“Urban Camp is a combination of accommodation and a community center for internally displaced families with children. We held a lot of events – master classes, art therapy, workshops, graffiti jam, hip hop jam, crossfit, bouldering,” recalled Oleksandra Naryzhna, architect, urbanist, CEO NGO Urban Reform.

Supported by Danish partner GAME, Urban Reform rebuilt 5,700 square meters of an abandoned building in Lviv into a great area for sports activities, with places for co-working, studying, and eating. The building's second floor became a home for 100 people.

“For us it was fantastic to be a part of this journey and see how that facility has come to life.
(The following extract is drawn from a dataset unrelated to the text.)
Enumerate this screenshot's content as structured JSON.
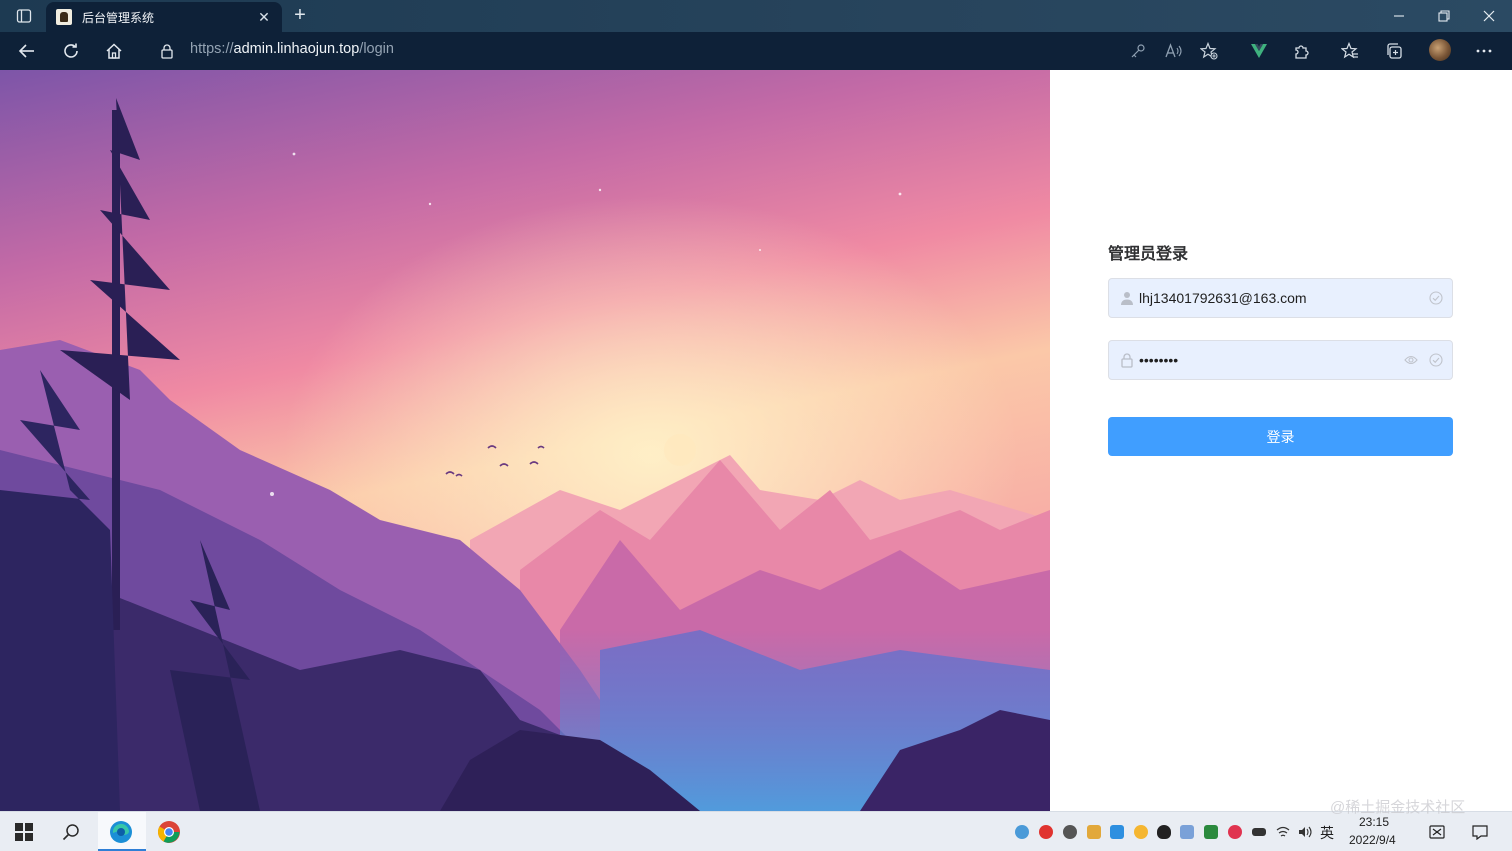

Urban Reform and Street Culture really knew what they were doing. Our primary role has been to connect our Ukrainian partners with some funding,” said Simon Prahm, co-founder and CEO GAME.

Simon Prahm, co-founder and CEO GAME

In his opinion, culture will play a central role in order to build a strong Ukraine after the war ends.

“In the beginning it was a paradox to us that you on the one hand are giving out humanitarian aid and focusing on saving lives, and at the same time, focusing on activities for the youth such as a tournament in street basketball or breakdancing. And we in Copenhagen were thinking, Jesus, you just focus on saving lives, pass out the food and create some shelter… Until we realized that you were right! Because without any hope, without any culture, what are we fighting for? To me that was the most touching thing – to be part of this partnership and feel the hope and the dedication and the belief in tomorrow,”

Prahm said.

Talking about the future rebuilding of Ukrainian cities, Danish urbanist and author of Humane Cities Karsten Pålson underlined how important it is to think about big, dense, organic, sustainable cities where people can live and meet each other. This way of building was popular in Copenhagen in the beginning of the 20th century. A good contemporary example of such is the new area of Slusenholmen in Copenhagen.

“City planning in your future Ukrainian cities should place the streets as the most important urban element. Always remember that. Try to keep the ground floors opened for activities. It can be anything where people can volunteer," Pålson said.

The discussion panel offered many points of reflection for the audience interested in issues of the current response to the Russian aggression and future reconstruction of Ukraine. Exchanging ideas, learning from the experiences of others, particularly in such unprecedented times, are imperative touchstones for new productive Ukrainian-Danish collaborations – precisely the idea behind Ukraine House in Denmark!

Photos by Farid Seifulin


bottom of page